> _Your goal_
Return each line of the entries that mentions the word "value".

START Material provided

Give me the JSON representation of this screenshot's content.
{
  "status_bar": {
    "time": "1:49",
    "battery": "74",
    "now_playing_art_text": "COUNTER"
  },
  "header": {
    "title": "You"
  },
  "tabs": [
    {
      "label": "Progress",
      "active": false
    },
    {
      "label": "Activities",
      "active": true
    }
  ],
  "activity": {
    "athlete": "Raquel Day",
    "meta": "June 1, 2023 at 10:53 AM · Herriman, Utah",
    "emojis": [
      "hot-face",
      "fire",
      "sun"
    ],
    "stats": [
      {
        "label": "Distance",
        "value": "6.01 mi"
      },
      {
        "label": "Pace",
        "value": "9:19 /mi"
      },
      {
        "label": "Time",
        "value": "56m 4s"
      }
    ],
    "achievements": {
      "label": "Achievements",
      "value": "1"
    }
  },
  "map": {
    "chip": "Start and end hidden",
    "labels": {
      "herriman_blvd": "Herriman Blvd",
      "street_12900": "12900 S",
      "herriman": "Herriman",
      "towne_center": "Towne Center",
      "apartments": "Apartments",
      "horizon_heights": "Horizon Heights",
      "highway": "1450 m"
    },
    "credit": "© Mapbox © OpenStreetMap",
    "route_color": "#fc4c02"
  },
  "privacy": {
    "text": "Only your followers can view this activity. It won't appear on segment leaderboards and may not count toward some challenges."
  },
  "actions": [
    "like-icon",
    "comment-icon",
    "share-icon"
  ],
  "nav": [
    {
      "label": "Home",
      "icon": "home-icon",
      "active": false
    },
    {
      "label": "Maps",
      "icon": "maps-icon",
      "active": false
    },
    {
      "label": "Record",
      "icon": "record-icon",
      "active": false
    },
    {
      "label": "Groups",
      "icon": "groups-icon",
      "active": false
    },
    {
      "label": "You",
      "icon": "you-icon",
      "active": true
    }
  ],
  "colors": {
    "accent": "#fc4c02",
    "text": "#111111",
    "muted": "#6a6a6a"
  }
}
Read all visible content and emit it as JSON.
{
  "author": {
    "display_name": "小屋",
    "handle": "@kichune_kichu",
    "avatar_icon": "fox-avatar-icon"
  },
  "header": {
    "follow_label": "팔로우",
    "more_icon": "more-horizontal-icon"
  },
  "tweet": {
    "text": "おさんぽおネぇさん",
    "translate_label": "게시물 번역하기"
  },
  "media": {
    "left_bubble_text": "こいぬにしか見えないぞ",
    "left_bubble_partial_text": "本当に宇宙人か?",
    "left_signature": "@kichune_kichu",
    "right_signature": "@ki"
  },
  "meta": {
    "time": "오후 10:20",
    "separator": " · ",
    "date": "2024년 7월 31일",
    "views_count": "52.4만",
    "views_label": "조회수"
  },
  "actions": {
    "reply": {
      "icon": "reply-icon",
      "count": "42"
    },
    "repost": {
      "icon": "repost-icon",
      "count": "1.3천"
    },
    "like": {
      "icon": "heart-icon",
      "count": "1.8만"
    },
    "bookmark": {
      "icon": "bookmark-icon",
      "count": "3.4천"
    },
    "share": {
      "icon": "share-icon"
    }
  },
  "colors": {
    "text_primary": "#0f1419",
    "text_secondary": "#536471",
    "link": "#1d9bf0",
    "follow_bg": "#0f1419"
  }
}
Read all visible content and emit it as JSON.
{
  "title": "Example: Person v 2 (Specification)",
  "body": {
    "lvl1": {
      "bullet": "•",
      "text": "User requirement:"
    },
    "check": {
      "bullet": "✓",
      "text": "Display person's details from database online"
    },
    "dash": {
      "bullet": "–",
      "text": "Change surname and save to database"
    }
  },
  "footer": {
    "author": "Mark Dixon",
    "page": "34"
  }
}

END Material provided

> _Solution to the exercise_
        "value": "6.01 mi"
        "value": "9:19 /mi"
        "value": "56m 4s"
      "value": "1"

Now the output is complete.